RECORDS SUPPLIED Block Start

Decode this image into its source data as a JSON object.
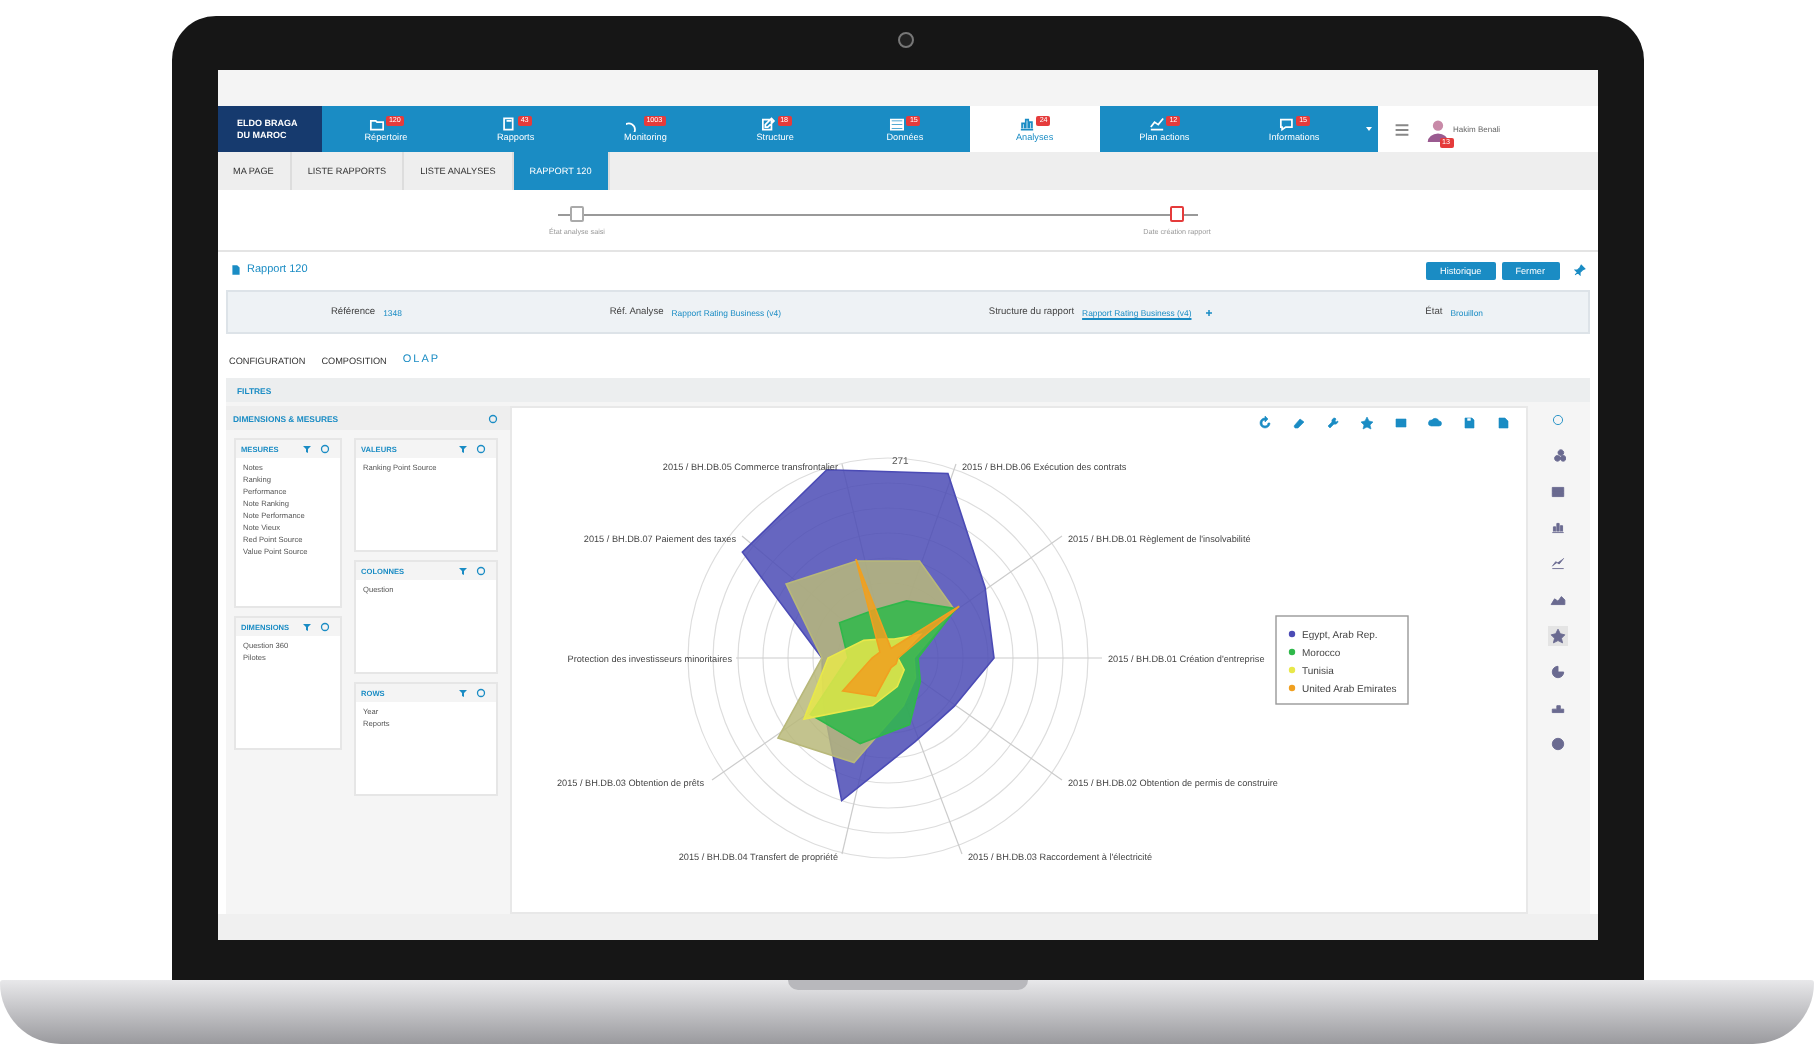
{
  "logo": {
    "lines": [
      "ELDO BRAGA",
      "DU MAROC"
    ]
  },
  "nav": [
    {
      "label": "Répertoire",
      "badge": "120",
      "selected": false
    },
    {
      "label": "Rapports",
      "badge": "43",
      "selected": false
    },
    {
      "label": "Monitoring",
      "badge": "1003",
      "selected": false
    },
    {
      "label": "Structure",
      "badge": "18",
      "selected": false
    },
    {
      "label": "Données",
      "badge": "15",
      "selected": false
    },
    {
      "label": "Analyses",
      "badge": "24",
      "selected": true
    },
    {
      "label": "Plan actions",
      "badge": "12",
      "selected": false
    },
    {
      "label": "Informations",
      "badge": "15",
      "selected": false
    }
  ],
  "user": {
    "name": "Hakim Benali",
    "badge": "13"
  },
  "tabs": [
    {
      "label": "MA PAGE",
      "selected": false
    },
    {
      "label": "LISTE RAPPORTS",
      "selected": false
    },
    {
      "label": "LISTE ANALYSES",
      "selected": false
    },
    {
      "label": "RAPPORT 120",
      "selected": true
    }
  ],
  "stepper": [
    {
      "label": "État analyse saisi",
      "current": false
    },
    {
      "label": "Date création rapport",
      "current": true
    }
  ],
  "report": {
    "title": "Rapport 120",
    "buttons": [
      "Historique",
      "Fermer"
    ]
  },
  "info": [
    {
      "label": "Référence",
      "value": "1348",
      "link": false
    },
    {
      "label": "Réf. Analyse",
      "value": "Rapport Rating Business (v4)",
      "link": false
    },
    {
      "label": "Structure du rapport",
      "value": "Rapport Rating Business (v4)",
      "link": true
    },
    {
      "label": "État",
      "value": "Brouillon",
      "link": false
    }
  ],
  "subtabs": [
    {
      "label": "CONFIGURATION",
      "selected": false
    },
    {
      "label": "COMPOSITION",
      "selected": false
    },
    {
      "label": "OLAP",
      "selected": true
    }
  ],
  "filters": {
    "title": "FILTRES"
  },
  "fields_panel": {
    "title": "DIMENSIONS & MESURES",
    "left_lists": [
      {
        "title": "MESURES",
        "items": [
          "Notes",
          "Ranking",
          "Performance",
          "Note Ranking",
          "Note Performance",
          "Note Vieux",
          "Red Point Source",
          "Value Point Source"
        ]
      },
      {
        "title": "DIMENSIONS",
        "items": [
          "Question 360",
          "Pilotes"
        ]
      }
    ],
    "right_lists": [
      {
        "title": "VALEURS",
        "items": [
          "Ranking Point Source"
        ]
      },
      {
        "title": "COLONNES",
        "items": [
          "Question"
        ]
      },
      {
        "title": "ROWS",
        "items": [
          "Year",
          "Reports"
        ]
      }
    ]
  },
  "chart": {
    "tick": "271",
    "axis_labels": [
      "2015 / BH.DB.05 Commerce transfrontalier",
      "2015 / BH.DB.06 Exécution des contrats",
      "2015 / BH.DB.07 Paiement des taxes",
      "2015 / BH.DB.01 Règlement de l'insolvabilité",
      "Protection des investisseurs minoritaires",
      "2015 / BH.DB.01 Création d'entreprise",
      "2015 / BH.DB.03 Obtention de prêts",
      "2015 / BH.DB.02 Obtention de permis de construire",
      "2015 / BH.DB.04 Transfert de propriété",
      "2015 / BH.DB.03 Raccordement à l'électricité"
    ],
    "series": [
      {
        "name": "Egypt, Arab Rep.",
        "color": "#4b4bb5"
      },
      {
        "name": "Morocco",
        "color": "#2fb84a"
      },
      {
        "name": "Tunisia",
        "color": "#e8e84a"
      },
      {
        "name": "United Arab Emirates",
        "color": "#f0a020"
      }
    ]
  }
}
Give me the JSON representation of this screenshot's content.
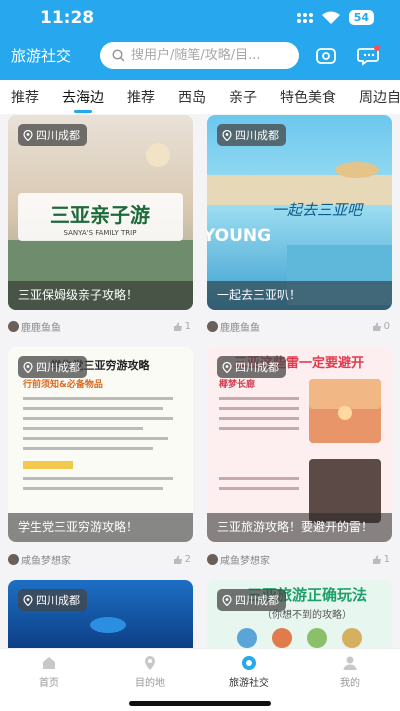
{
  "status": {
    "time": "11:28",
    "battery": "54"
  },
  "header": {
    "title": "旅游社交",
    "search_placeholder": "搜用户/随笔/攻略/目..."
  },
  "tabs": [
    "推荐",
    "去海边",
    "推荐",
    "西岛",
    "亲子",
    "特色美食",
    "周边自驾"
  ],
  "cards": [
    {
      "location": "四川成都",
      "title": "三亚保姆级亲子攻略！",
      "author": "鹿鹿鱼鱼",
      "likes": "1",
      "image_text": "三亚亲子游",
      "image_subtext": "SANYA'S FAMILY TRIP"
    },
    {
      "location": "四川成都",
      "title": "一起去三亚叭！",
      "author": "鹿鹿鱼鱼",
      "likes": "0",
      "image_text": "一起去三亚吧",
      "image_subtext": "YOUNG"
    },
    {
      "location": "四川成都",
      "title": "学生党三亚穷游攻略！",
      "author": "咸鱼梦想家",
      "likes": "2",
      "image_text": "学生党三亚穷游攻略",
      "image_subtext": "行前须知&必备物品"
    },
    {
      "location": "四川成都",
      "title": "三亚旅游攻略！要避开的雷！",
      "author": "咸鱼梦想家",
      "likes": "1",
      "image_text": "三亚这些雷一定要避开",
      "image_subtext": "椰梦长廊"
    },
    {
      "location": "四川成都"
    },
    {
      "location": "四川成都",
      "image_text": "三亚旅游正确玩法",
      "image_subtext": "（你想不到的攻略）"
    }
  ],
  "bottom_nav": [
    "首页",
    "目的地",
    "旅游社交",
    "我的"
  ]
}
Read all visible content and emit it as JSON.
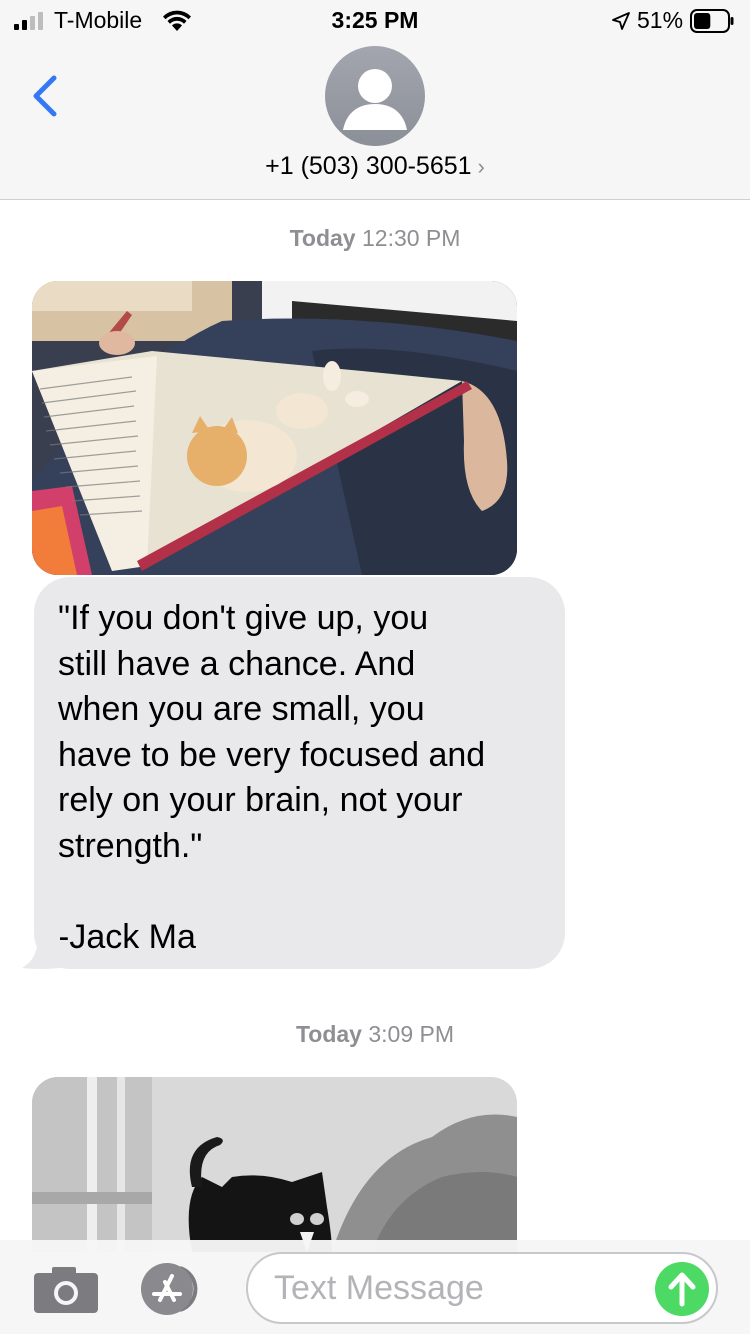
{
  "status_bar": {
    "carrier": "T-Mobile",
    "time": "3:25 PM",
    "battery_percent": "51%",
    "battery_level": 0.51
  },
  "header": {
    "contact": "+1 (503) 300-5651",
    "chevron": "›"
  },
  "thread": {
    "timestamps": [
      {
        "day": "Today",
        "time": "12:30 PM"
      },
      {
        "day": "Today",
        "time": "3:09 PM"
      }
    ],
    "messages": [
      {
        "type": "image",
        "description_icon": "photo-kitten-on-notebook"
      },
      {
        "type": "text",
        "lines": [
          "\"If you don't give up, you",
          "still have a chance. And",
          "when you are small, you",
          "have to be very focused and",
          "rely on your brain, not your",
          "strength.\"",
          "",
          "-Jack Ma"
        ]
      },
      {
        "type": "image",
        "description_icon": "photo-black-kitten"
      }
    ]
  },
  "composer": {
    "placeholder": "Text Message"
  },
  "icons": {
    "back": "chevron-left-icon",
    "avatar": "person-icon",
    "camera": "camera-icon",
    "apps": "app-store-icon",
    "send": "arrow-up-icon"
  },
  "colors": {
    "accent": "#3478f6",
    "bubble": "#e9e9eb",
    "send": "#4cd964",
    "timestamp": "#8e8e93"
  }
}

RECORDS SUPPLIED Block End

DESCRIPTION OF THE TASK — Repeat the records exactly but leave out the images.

ANSWER SPACE —
Decode this image into its source data as a JSON object.
{
  "logo": {
    "lines": [
      "ELDO BRAGA",
      "DU MAROC"
    ]
  },
  "nav": [
    {
      "label": "Répertoire",
      "badge": "120",
      "selected": false
    },
    {
      "label": "Rapports",
      "badge": "43",
      "selected": false
    },
    {
      "label": "Monitoring",
      "badge": "1003",
      "selected": false
    },
    {
      "label": "Structure",
      "badge": "18",
      "selected": false
    },
    {
      "label": "Données",
      "badge": "15",
      "selected": false
    },
    {
      "label": "Analyses",
      "badge": "24",
      "selected": true
    },
    {
      "label": "Plan actions",
      "badge": "12",
      "selected": false
    },
    {
      "label": "Informations",
      "badge": "15",
      "selected": false
    }
  ],
  "user": {
    "name": "Hakim Benali",
    "badge": "13"
  },
  "tabs": [
    {
      "label": "MA PAGE",
      "selected": false
    },
    {
      "label": "LISTE RAPPORTS",
      "selected": false
    },
    {
      "label": "LISTE ANALYSES",
      "selected": false
    },
    {
      "label": "RAPPORT 120",
      "selected": true
    }
  ],
  "stepper": [
    {
      "label": "État analyse saisi",
      "current": false
    },
    {
      "label": "Date création rapport",
      "current": true
    }
  ],
  "report": {
    "title": "Rapport 120",
    "buttons": [
      "Historique",
      "Fermer"
    ]
  },
  "info": [
    {
      "label": "Référence",
      "value": "1348",
      "link": false
    },
    {
      "label": "Réf. Analyse",
      "value": "Rapport Rating Business (v4)",
      "link": false
    },
    {
      "label": "Structure du rapport",
      "value": "Rapport Rating Business (v4)",
      "link": true
    },
    {
      "label": "État",
      "value": "Brouillon",
      "link": false
    }
  ],
  "subtabs": [
    {
      "label": "CONFIGURATION",
      "selected": false
    },
    {
      "label": "COMPOSITION",
      "selected": false
    },
    {
      "label": "OLAP",
      "selected": true
    }
  ],
  "filters": {
    "title": "FILTRES"
  },
  "fields_panel": {
    "title": "DIMENSIONS & MESURES",
    "left_lists": [
      {
        "title": "MESURES",
        "items": [
          "Notes",
          "Ranking",
          "Performance",
          "Note Ranking",
          "Note Performance",
          "Note Vieux",
          "Red Point Source",
          "Value Point Source"
        ]
      },
      {
        "title": "DIMENSIONS",
        "items": [
          "Question 360",
          "Pilotes"
        ]
      }
    ],
    "right_lists": [
      {
        "title": "VALEURS",
        "items": [
          "Ranking Point Source"
        ]
      },
      {
        "title": "COLONNES",
        "items": [
          "Question"
        ]
      },
      {
        "title": "ROWS",
        "items": [
          "Year",
          "Reports"
        ]
      }
    ]
  },
  "chart": {
    "tick": "271",
    "axis_labels": [
      "2015 / BH.DB.05 Commerce transfrontalier",
      "2015 / BH.DB.06 Exécution des contrats",
      "2015 / BH.DB.07 Paiement des taxes",
      "2015 / BH.DB.01 Règlement de l'insolvabilité",
      "Protection des investisseurs minoritaires",
      "2015 / BH.DB.01 Création d'entreprise",
      "2015 / BH.DB.03 Obtention de prêts",
      "2015 / BH.DB.02 Obtention de permis de construire",
      "2015 / BH.DB.04 Transfert de propriété",
      "2015 / BH.DB.03 Raccordement à l'électricité"
    ],
    "series": [
      {
        "name": "Egypt, Arab Rep.",
        "color": "#4b4bb5"
      },
      {
        "name": "Morocco",
        "color": "#2fb84a"
      },
      {
        "name": "Tunisia",
        "color": "#e8e84a"
      },
      {
        "name": "United Arab Emirates",
        "color": "#f0a020"
      }
    ]
  }
}
Give me the JSON representation of this screenshot's content.
{
  "status": {
    "time": "11:28",
    "battery": "54"
  },
  "header": {
    "title": "旅游社交",
    "search_placeholder": "搜用户/随笔/攻略/目..."
  },
  "tabs": [
    "推荐",
    "去海边",
    "推荐",
    "西岛",
    "亲子",
    "特色美食",
    "周边自驾"
  ],
  "cards": [
    {
      "location": "四川成都",
      "title": "三亚保姆级亲子攻略！",
      "author": "鹿鹿鱼鱼",
      "likes": "1",
      "image_text": "三亚亲子游",
      "image_subtext": "SANYA'S FAMILY TRIP"
    },
    {
      "location": "四川成都",
      "title": "一起去三亚叭！",
      "author": "鹿鹿鱼鱼",
      "likes": "0",
      "image_text": "一起去三亚吧",
      "image_subtext": "YOUNG"
    },
    {
      "location": "四川成都",
      "title": "学生党三亚穷游攻略！",
      "author": "咸鱼梦想家",
      "likes": "2",
      "image_text": "学生党三亚穷游攻略",
      "image_subtext": "行前须知&必备物品"
    },
    {
      "location": "四川成都",
      "title": "三亚旅游攻略！要避开的雷！",
      "author": "咸鱼梦想家",
      "likes": "1",
      "image_text": "三亚这些雷一定要避开",
      "image_subtext": "椰梦长廊"
    },
    {
      "location": "四川成都"
    },
    {
      "location": "四川成都",
      "image_text": "三亚旅游正确玩法",
      "image_subtext": "（你想不到的攻略）"
    }
  ],
  "bottom_nav": [
    "首页",
    "目的地",
    "旅游社交",
    "我的"
  ]
}
Read all visible content and emit it as JSON.
{
  "status_bar": {
    "carrier": "T-Mobile",
    "time": "3:25 PM",
    "battery_percent": "51%",
    "battery_level": 0.51
  },
  "header": {
    "contact": "+1 (503) 300-5651",
    "chevron": "›"
  },
  "thread": {
    "timestamps": [
      {
        "day": "Today",
        "time": "12:30 PM"
      },
      {
        "day": "Today",
        "time": "3:09 PM"
      }
    ],
    "messages": [
      {
        "type": "image",
        "description_icon": "photo-kitten-on-notebook"
      },
      {
        "type": "text",
        "lines": [
          "\"If you don't give up, you",
          "still have a chance. And",
          "when you are small, you",
          "have to be very focused and",
          "rely on your brain, not your",
          "strength.\"",
          "",
          "-Jack Ma"
        ]
      },
      {
        "type": "image",
        "description_icon": "photo-black-kitten"
      }
    ]
  },
  "composer": {
    "placeholder": "Text Message"
  },
  "icons": {
    "back": "chevron-left-icon",
    "avatar": "person-icon",
    "camera": "camera-icon",
    "apps": "app-store-icon",
    "send": "arrow-up-icon"
  },
  "colors": {
    "accent": "#3478f6",
    "bubble": "#e9e9eb",
    "send": "#4cd964",
    "timestamp": "#8e8e93"
  }
}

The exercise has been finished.